▶ [Exercise objective] State how many lines of the data below hold the string "views", giving nothing but the number.

(Data about app and page elements)

====

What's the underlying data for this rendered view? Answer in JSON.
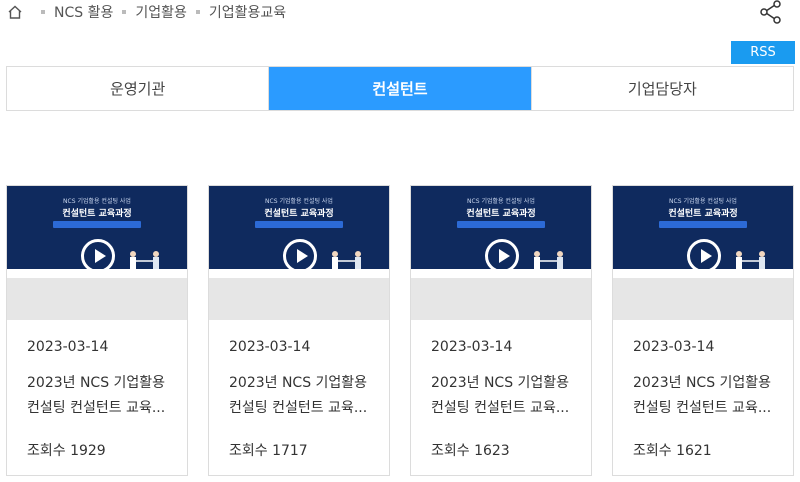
{
  "breadcrumb": {
    "home_icon": "home-icon",
    "items": [
      "NCS 활용",
      "기업활용",
      "기업활용교육"
    ]
  },
  "share_icon": "share-icon",
  "rss_label": "RSS",
  "tabs": [
    {
      "label": "운영기관",
      "active": false
    },
    {
      "label": "컨설턴트",
      "active": true
    },
    {
      "label": "기업담당자",
      "active": false
    }
  ],
  "thumbnail": {
    "line1": "NCS 기업활용 컨설팅 사업",
    "line2": "컨설턴트 교육과정",
    "play_icon": "play-icon"
  },
  "cards": [
    {
      "date": "2023-03-14",
      "title_line1": "2023년 NCS 기업활용",
      "title_line2": "컨설팅 컨설턴트 교육...",
      "views": "조회수 1929"
    },
    {
      "date": "2023-03-14",
      "title_line1": "2023년 NCS 기업활용",
      "title_line2": "컨설팅 컨설턴트 교육...",
      "views": "조회수 1717"
    },
    {
      "date": "2023-03-14",
      "title_line1": "2023년 NCS 기업활용",
      "title_line2": "컨설팅 컨설턴트 교육...",
      "views": "조회수 1623"
    },
    {
      "date": "2023-03-14",
      "title_line1": "2023년 NCS 기업활용",
      "title_line2": "컨설팅 컨설턴트 교육...",
      "views": "조회수 1621"
    }
  ],
  "colors": {
    "active_tab": "#2b9bff",
    "rss": "#1a9bf0",
    "thumb_bg": "#0f2a5e"
  }
}
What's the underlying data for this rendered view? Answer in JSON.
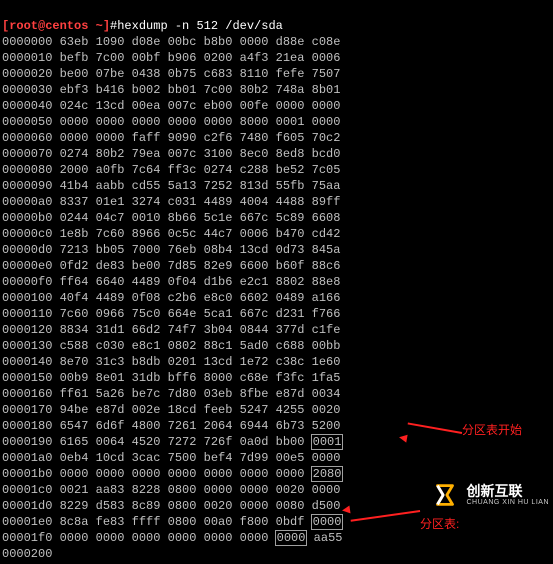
{
  "prompt": {
    "user": "[root@centos ~]",
    "hash": "#",
    "command": "hexdump -n 512 /dev/sda"
  },
  "annotations": {
    "start": "分区表开始",
    "end": "分区表:"
  },
  "watermark": {
    "cn": "创新互联",
    "en": "CHUANG XIN HU LIAN"
  },
  "hex": {
    "rows": [
      {
        "off": "0000000",
        "w": [
          "63eb",
          "1090",
          "d08e",
          "00bc",
          "b8b0",
          "0000",
          "d88e",
          "c08e"
        ]
      },
      {
        "off": "0000010",
        "w": [
          "befb",
          "7c00",
          "00bf",
          "b906",
          "0200",
          "a4f3",
          "21ea",
          "0006"
        ]
      },
      {
        "off": "0000020",
        "w": [
          "be00",
          "07be",
          "0438",
          "0b75",
          "c683",
          "8110",
          "fefe",
          "7507"
        ]
      },
      {
        "off": "0000030",
        "w": [
          "ebf3",
          "b416",
          "b002",
          "bb01",
          "7c00",
          "80b2",
          "748a",
          "8b01"
        ]
      },
      {
        "off": "0000040",
        "w": [
          "024c",
          "13cd",
          "00ea",
          "007c",
          "eb00",
          "00fe",
          "0000",
          "0000"
        ]
      },
      {
        "off": "0000050",
        "w": [
          "0000",
          "0000",
          "0000",
          "0000",
          "0000",
          "8000",
          "0001",
          "0000"
        ]
      },
      {
        "off": "0000060",
        "w": [
          "0000",
          "0000",
          "faff",
          "9090",
          "c2f6",
          "7480",
          "f605",
          "70c2"
        ]
      },
      {
        "off": "0000070",
        "w": [
          "0274",
          "80b2",
          "79ea",
          "007c",
          "3100",
          "8ec0",
          "8ed8",
          "bcd0"
        ]
      },
      {
        "off": "0000080",
        "w": [
          "2000",
          "a0fb",
          "7c64",
          "ff3c",
          "0274",
          "c288",
          "be52",
          "7c05"
        ]
      },
      {
        "off": "0000090",
        "w": [
          "41b4",
          "aabb",
          "cd55",
          "5a13",
          "7252",
          "813d",
          "55fb",
          "75aa"
        ]
      },
      {
        "off": "00000a0",
        "w": [
          "8337",
          "01e1",
          "3274",
          "c031",
          "4489",
          "4004",
          "4488",
          "89ff"
        ]
      },
      {
        "off": "00000b0",
        "w": [
          "0244",
          "04c7",
          "0010",
          "8b66",
          "5c1e",
          "667c",
          "5c89",
          "6608"
        ]
      },
      {
        "off": "00000c0",
        "w": [
          "1e8b",
          "7c60",
          "8966",
          "0c5c",
          "44c7",
          "0006",
          "b470",
          "cd42"
        ]
      },
      {
        "off": "00000d0",
        "w": [
          "7213",
          "bb05",
          "7000",
          "76eb",
          "08b4",
          "13cd",
          "0d73",
          "845a"
        ]
      },
      {
        "off": "00000e0",
        "w": [
          "0fd2",
          "de83",
          "be00",
          "7d85",
          "82e9",
          "6600",
          "b60f",
          "88c6"
        ]
      },
      {
        "off": "00000f0",
        "w": [
          "ff64",
          "6640",
          "4489",
          "0f04",
          "d1b6",
          "e2c1",
          "8802",
          "88e8"
        ]
      },
      {
        "off": "0000100",
        "w": [
          "40f4",
          "4489",
          "0f08",
          "c2b6",
          "e8c0",
          "6602",
          "0489",
          "a166"
        ]
      },
      {
        "off": "0000110",
        "w": [
          "7c60",
          "0966",
          "75c0",
          "664e",
          "5ca1",
          "667c",
          "d231",
          "f766"
        ]
      },
      {
        "off": "0000120",
        "w": [
          "8834",
          "31d1",
          "66d2",
          "74f7",
          "3b04",
          "0844",
          "377d",
          "c1fe"
        ]
      },
      {
        "off": "0000130",
        "w": [
          "c588",
          "c030",
          "e8c1",
          "0802",
          "88c1",
          "5ad0",
          "c688",
          "00bb"
        ]
      },
      {
        "off": "0000140",
        "w": [
          "8e70",
          "31c3",
          "b8db",
          "0201",
          "13cd",
          "1e72",
          "c38c",
          "1e60"
        ]
      },
      {
        "off": "0000150",
        "w": [
          "00b9",
          "8e01",
          "31db",
          "bff6",
          "8000",
          "c68e",
          "f3fc",
          "1fa5"
        ]
      },
      {
        "off": "0000160",
        "w": [
          "ff61",
          "5a26",
          "be7c",
          "7d80",
          "03eb",
          "8fbe",
          "e87d",
          "0034"
        ]
      },
      {
        "off": "0000170",
        "w": [
          "94be",
          "e87d",
          "002e",
          "18cd",
          "feeb",
          "5247",
          "4255",
          "0020"
        ]
      },
      {
        "off": "0000180",
        "w": [
          "6547",
          "6d6f",
          "4800",
          "7261",
          "2064",
          "6944",
          "6b73",
          "5200"
        ]
      },
      {
        "off": "0000190",
        "w": [
          "6165",
          "0064",
          "4520",
          "7272",
          "726f",
          "0a0d",
          "bb00",
          "0001"
        ],
        "box": 7
      },
      {
        "off": "00001a0",
        "w": [
          "0eb4",
          "10cd",
          "3cac",
          "7500",
          "bef4",
          "7d99",
          "00e5",
          "0000"
        ]
      },
      {
        "off": "00001b0",
        "w": [
          "0000",
          "0000",
          "0000",
          "0000",
          "0000",
          "0000",
          "0000",
          "2080"
        ],
        "box": 7
      },
      {
        "off": "00001c0",
        "w": [
          "0021",
          "aa83",
          "8228",
          "0800",
          "0000",
          "0000",
          "0020",
          "0000"
        ]
      },
      {
        "off": "00001d0",
        "w": [
          "8229",
          "d583",
          "8c89",
          "0800",
          "0020",
          "0000",
          "0080",
          "d500"
        ]
      },
      {
        "off": "00001e0",
        "w": [
          "8c8a",
          "fe83",
          "ffff",
          "0800",
          "00a0",
          "f800",
          "0bdf",
          "0000"
        ],
        "box": 7
      },
      {
        "off": "00001f0",
        "w": [
          "0000",
          "0000",
          "0000",
          "0000",
          "0000",
          "0000",
          "0000",
          "aa55"
        ],
        "box": 6
      },
      {
        "off": "0000200",
        "w": []
      }
    ]
  }
}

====

▶ [Result of the exercise] 4